**Exercise goal**
Check each line of the listing for the string "this", then state how many lines have it. Only the number is wanted.

**Dataset records**
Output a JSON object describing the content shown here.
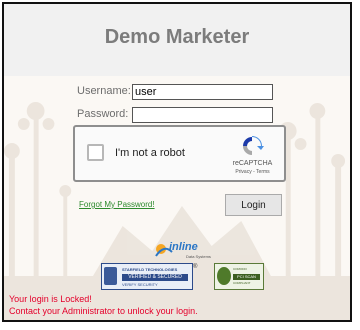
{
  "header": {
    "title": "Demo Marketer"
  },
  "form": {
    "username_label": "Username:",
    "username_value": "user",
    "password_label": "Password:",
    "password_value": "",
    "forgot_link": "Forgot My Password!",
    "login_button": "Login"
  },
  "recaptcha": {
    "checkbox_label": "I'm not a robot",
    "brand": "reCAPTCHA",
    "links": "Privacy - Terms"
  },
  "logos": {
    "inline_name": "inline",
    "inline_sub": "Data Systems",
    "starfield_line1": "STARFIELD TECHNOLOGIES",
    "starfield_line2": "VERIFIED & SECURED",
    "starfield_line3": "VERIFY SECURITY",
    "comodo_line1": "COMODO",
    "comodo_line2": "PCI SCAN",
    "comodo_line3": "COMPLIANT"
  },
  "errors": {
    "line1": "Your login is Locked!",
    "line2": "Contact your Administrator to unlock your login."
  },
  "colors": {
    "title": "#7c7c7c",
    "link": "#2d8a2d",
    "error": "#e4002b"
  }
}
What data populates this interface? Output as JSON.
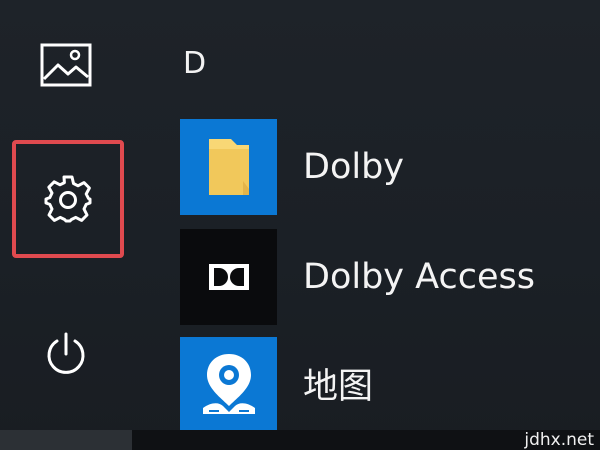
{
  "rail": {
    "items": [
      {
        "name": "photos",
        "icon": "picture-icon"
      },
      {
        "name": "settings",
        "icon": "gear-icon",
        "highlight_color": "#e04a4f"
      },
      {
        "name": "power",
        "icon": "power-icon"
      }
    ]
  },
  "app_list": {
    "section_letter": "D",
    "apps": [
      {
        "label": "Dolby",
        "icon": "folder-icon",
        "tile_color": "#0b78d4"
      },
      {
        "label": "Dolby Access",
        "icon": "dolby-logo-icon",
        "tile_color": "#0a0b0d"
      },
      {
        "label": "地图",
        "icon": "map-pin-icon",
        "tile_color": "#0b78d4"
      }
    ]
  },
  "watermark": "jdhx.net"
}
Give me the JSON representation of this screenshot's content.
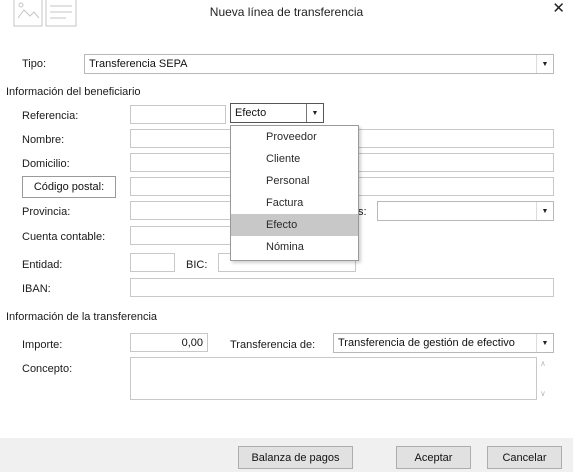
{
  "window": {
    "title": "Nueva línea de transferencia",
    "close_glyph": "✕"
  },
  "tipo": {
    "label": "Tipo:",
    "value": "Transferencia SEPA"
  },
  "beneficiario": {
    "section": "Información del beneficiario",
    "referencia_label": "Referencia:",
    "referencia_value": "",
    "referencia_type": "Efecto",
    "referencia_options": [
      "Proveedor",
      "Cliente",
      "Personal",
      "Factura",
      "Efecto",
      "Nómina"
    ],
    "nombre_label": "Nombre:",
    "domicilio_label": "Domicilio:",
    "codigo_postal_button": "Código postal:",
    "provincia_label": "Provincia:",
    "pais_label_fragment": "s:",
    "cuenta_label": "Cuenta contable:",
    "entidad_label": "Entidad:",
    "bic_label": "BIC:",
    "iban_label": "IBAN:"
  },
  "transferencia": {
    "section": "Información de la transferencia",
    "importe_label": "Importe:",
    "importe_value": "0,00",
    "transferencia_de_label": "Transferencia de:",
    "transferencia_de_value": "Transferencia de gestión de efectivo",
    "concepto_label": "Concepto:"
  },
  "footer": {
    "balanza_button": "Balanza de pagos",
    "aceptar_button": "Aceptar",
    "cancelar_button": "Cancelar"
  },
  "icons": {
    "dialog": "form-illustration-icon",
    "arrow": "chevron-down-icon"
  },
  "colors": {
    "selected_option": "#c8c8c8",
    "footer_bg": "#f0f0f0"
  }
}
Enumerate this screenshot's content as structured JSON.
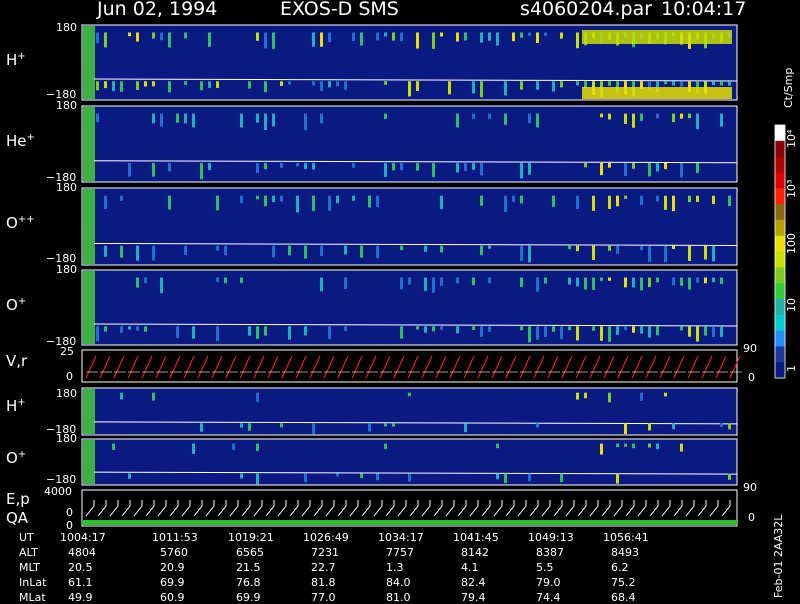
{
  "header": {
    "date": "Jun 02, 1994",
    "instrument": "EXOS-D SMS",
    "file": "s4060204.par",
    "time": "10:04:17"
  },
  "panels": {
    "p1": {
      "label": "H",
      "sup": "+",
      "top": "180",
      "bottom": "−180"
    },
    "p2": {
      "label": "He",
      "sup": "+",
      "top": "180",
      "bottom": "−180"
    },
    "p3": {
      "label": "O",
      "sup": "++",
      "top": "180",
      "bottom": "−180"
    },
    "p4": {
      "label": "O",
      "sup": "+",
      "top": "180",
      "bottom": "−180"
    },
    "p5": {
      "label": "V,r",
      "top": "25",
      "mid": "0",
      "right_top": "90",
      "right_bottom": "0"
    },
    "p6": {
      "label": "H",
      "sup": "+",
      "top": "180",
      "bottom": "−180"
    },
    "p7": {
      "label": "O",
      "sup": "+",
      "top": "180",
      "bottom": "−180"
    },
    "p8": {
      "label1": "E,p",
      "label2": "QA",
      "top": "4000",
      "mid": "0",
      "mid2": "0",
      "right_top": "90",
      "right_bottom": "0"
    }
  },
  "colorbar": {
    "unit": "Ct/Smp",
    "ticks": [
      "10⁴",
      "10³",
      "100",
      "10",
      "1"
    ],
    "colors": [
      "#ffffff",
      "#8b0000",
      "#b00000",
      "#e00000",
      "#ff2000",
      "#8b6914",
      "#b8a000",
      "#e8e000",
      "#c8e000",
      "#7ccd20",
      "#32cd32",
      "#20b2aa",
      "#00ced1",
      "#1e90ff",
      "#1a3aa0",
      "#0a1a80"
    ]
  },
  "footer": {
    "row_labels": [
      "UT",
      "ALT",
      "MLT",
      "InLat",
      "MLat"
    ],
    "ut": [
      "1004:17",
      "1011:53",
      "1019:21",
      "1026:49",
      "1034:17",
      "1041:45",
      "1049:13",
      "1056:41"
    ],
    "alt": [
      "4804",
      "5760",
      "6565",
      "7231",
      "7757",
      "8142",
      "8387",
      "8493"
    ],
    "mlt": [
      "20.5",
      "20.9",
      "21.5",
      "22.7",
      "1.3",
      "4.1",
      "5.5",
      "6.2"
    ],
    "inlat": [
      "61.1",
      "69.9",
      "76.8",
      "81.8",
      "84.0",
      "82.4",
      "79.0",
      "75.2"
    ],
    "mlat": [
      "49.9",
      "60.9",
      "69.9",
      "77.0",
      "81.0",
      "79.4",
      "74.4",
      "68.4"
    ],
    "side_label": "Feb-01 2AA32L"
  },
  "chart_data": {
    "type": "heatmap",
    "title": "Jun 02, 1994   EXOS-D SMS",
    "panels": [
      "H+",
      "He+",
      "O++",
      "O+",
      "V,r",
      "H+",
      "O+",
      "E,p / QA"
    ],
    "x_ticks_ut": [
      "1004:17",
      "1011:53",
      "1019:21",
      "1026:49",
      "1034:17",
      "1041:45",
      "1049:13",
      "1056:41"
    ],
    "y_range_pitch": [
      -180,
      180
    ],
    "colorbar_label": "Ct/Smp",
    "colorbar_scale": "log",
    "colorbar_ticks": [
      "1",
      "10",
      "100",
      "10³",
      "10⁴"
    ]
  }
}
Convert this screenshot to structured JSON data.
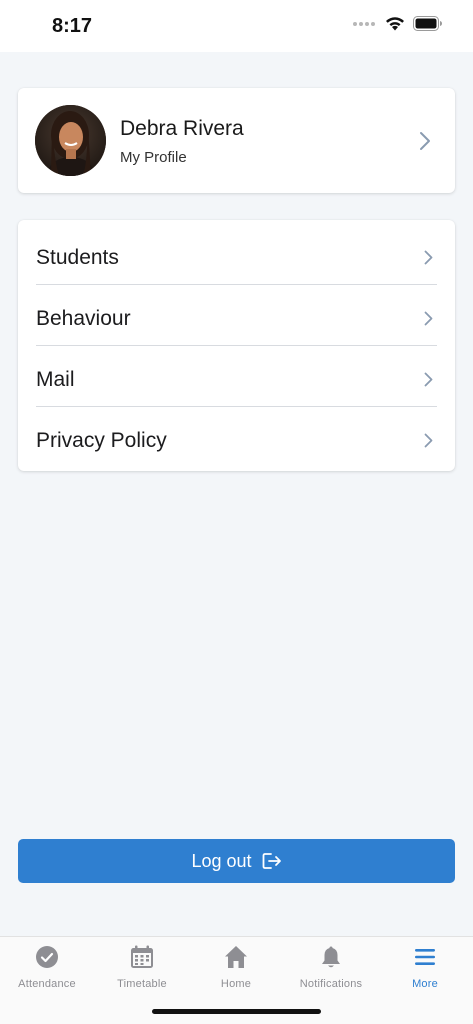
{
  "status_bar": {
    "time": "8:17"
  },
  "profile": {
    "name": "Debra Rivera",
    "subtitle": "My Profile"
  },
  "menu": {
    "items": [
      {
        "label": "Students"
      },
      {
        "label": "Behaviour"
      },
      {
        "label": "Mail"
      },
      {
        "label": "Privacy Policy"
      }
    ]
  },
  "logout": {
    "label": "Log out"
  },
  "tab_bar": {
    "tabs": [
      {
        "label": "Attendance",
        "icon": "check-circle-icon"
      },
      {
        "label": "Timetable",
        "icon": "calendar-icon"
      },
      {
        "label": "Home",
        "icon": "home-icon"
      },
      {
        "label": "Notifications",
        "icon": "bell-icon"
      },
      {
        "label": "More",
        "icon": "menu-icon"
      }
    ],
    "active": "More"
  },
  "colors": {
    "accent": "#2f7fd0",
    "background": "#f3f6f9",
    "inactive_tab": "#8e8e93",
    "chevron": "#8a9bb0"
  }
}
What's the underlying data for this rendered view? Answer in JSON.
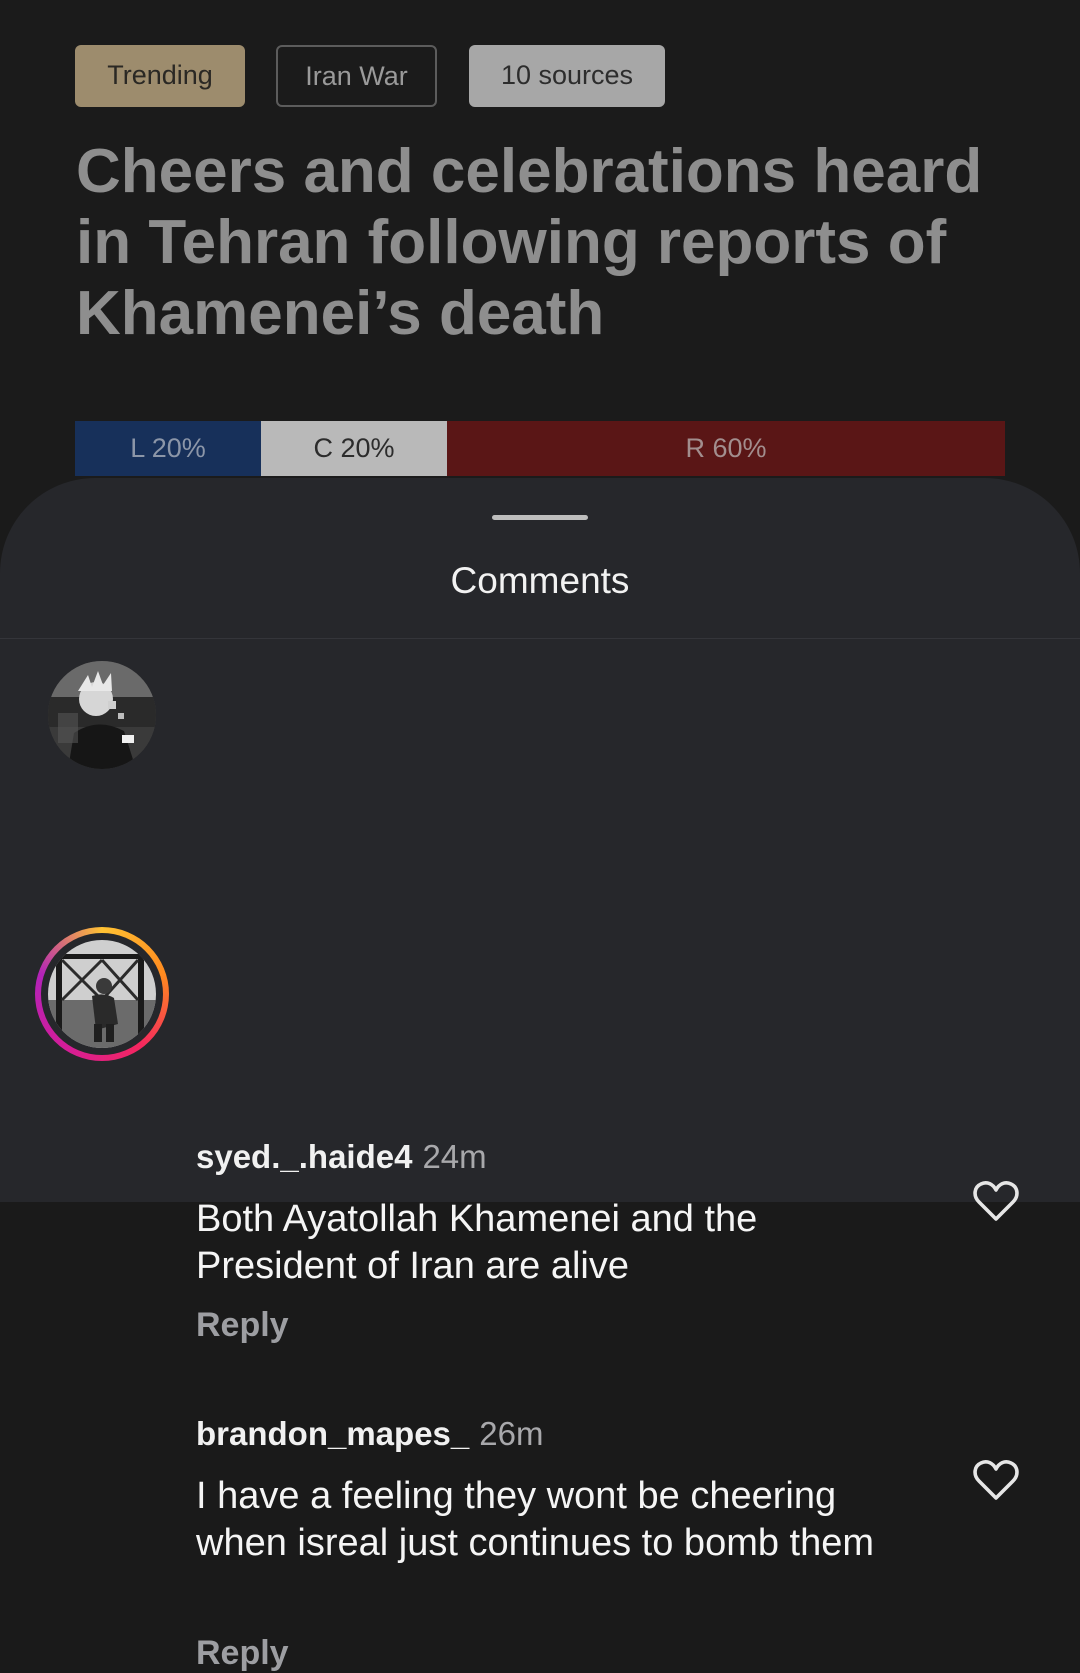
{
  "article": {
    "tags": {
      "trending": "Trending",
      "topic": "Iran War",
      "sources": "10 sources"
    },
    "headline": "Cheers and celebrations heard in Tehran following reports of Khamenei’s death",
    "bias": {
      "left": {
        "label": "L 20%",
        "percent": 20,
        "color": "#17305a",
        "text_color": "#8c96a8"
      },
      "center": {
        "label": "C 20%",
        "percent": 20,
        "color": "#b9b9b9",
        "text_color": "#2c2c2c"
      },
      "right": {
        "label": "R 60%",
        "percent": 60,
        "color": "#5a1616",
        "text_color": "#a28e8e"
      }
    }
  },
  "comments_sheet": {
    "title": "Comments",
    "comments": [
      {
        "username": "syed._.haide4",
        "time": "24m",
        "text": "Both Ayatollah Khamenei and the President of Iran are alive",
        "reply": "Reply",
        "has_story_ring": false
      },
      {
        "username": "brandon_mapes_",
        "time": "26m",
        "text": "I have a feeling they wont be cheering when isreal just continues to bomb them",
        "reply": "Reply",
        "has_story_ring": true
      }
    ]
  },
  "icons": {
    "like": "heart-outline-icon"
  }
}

**Exercise answer**
5